Some innovative programs are using mobile technology to help establish regular connections with participants that help them both monitor and control their health. The results, so far, appear promising.

Here are some of the ways mHealth is being used:

Wellness and Motivation

Sometimes, it seems, the nagging voice in your head isn’t enough to motivate you quit smoking, eat better or exercise more. But, apparently, a little nagging through your cell phone can be effective. Researchers in the UK conducted a study in which they found text messages that offered encouragement and reminders to pass up that cigarette doubled the likelihood a smoker would quit.

Developers at the University of Wisconsin created an app to help alcoholics who had completed a rehabilitation program stay on course.  Participants received daily messages of support and answered questions once a week.  Counselors would analyze the responses and could identify those who might be susceptible to drinking and need more support. Participants could also activate a “panic button” to receive an immediate response and offer of help.  The results? Those who took part in the program were 65 percent more likely to avoid alcohol in the year after their release from a treatment center than those who didn’t take part.

Increase Medication Adherence

The World Health Organization reports about 50% of people in developed countries do not take prescriptions as directed. This has serious consequences for those with chronic conditions like diabetes, asthma, HIV/AIDS, hypertension and cancer. To bolster prescription adherence, some organization are turning to text messaging. Patients are sent reminders to take their medications based on their prescribed schedule. It’s a non-invasive message that goes straight to their phone.

Howard Brown Health Center conducted a study in which HIV/AIDs patients, between the ages of 14 and 29 and with poor histories of following their prescription schedule, were sent a daily personalized text reminder to take their medications. One hour later, they received a follow-up message asking them whether they had taken the medication. The study found that the text reminders significantly improved adherence and 95% of the participants said the text messages helped them “very much.”

Reduce Missed Appointments

Missing medical appointments costs medical providers time and money and can have a negative impact on a patient’s long-term health. Simple and effective, text messages are being used to remind patients of appointments. One study found that it reduced the number of appointment no-shows by 30%. This was slightly less effective than staff phone call reminders (34%), but more cost-effective.

Monitor Health

According to a survey by Booz & Company, 88% of physicians want patients to monitor their health at home, including weight, blood sugar and vital signs.

Linking monitors to apps that can help patients monitor their heart rate or manage their diabetes can send early warnings of issues and provide information on what can be done to lower risk and when to call the doctor. The most advanced systems will automatically alert the doctor.

The monitoring and integration with apps and physicians will continue to evolve to be more automatic. Google is developing a contact lens that has a tiny wireless chip that measures and transmits the glucose levels in a diabetic patient’s tears.

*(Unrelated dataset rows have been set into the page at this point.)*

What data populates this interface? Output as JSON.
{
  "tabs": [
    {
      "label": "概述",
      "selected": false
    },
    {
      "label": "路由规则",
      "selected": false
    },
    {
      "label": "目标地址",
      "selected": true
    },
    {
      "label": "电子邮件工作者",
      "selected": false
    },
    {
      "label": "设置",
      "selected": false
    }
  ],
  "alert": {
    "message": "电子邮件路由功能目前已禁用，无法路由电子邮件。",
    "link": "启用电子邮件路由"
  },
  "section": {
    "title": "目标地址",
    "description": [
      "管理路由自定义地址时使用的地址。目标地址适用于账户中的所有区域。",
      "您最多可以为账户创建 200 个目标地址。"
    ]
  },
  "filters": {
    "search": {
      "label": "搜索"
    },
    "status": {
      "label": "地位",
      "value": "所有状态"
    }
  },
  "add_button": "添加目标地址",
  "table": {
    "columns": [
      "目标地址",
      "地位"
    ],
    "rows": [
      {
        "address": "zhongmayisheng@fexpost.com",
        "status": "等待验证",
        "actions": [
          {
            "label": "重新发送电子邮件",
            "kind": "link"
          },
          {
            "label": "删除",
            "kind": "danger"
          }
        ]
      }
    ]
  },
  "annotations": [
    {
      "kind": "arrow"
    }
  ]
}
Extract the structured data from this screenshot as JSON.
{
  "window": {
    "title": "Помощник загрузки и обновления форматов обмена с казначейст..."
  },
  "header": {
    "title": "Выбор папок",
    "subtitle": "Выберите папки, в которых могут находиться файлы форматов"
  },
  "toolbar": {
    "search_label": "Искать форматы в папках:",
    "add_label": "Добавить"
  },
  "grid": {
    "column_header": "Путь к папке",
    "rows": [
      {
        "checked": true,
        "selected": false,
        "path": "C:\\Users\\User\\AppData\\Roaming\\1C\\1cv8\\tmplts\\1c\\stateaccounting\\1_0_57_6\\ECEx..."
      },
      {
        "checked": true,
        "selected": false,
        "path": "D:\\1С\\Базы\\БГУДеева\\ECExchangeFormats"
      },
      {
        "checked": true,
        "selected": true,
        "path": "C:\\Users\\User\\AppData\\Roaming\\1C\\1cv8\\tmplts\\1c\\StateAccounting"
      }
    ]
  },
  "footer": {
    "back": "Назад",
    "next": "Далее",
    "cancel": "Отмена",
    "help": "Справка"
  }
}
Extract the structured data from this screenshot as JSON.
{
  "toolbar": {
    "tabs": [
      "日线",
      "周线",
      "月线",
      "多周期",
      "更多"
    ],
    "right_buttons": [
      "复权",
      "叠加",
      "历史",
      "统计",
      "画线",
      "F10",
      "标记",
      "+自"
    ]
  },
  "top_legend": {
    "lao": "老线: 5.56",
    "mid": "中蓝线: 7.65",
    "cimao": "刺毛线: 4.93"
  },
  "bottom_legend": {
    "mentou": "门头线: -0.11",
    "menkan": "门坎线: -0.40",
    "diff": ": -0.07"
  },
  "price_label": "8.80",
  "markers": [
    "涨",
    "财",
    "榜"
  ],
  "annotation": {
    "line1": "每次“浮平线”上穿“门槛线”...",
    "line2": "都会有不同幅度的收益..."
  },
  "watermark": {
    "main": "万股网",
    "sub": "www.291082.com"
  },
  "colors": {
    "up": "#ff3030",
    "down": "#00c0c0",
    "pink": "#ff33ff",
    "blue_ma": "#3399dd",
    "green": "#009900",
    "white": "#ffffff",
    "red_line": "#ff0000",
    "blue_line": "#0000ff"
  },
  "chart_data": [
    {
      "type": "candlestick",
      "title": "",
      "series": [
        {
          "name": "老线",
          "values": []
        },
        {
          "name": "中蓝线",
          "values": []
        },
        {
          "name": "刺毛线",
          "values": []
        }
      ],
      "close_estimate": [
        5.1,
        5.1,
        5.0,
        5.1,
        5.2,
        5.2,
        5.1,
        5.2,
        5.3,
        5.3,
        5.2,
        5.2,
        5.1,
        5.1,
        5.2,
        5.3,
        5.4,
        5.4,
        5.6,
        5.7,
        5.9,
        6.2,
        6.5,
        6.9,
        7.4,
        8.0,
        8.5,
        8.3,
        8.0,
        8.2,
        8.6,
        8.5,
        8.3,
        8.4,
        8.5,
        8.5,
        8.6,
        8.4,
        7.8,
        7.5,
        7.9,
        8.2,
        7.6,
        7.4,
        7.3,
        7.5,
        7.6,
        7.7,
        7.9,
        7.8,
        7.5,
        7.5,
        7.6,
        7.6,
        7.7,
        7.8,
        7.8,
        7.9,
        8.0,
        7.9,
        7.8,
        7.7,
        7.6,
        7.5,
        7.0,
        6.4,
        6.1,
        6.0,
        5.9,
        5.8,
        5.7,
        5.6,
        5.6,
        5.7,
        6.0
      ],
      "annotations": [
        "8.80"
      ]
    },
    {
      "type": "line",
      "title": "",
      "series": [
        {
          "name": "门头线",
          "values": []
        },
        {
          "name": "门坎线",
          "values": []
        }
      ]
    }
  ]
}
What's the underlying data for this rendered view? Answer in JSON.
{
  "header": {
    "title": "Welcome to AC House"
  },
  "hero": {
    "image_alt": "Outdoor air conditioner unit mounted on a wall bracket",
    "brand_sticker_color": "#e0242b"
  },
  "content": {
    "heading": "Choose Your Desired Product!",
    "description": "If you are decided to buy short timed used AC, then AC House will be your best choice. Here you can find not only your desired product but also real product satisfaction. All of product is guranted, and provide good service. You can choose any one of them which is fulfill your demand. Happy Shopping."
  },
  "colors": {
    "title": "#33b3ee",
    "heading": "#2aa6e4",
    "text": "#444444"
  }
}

What’s Next

As we move forward with mHealth, the Food & Drug Administration has announced it will have a role to play in monitoring any app or technology used as a medical device.

This oversight, while it has to potential to slow the speed of development and launch of new medical apps, will help provide a framework that can assure what is launched will be safe and effective, encouraging physicians to prescribe and insurers to cover, the use of mobile technology to improve patient care and control costs.

Mobile Health: Just What the Doctor Ordered

Mobile Health: Just What the Doctor Ordered